--- MATERIAL TO PROCESS Enclosed Below ---

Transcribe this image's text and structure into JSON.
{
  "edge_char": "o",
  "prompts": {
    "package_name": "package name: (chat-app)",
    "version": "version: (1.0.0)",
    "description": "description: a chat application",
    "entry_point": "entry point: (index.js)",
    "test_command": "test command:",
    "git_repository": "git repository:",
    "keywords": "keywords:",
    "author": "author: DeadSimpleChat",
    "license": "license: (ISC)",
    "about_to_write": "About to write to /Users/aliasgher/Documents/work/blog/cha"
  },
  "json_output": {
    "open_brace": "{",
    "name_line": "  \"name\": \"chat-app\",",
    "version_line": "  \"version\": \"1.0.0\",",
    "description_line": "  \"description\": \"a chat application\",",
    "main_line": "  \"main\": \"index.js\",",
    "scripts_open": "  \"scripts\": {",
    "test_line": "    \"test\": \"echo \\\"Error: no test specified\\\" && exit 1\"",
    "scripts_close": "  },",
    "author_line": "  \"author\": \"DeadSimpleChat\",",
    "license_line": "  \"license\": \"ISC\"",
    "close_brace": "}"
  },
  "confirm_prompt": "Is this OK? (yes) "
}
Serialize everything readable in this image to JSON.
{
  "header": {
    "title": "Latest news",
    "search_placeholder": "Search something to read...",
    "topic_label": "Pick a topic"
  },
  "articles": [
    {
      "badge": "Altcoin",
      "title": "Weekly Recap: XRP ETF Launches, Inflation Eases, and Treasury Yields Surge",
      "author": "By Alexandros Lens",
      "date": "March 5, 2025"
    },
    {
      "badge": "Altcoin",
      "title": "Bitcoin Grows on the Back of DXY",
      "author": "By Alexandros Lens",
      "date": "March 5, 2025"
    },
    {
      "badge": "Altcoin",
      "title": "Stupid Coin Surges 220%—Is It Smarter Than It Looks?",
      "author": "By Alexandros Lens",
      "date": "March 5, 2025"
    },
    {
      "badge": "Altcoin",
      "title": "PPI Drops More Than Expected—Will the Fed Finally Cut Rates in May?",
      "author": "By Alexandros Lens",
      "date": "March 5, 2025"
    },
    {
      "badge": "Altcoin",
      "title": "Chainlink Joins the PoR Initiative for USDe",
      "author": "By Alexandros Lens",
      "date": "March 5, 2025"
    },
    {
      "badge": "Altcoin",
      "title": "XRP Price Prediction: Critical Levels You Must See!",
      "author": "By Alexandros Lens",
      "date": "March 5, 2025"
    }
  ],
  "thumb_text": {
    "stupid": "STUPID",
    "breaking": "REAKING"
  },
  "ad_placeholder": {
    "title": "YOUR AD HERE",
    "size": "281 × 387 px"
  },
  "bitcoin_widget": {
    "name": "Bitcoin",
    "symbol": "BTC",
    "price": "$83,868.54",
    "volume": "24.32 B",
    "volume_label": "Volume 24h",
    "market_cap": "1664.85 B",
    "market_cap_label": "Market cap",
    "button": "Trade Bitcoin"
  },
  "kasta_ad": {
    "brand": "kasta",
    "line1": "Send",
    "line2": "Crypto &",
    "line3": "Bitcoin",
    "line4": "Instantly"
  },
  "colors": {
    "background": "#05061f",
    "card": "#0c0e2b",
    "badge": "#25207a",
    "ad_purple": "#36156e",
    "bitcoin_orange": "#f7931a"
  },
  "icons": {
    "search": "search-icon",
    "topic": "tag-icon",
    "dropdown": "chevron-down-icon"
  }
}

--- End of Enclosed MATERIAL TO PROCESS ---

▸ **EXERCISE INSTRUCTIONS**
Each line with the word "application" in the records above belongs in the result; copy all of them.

▸ **EXERCISE RESPONSE**
    "description": "description: a chat application",
    "description_line": "  \"description\": \"a chat application\",",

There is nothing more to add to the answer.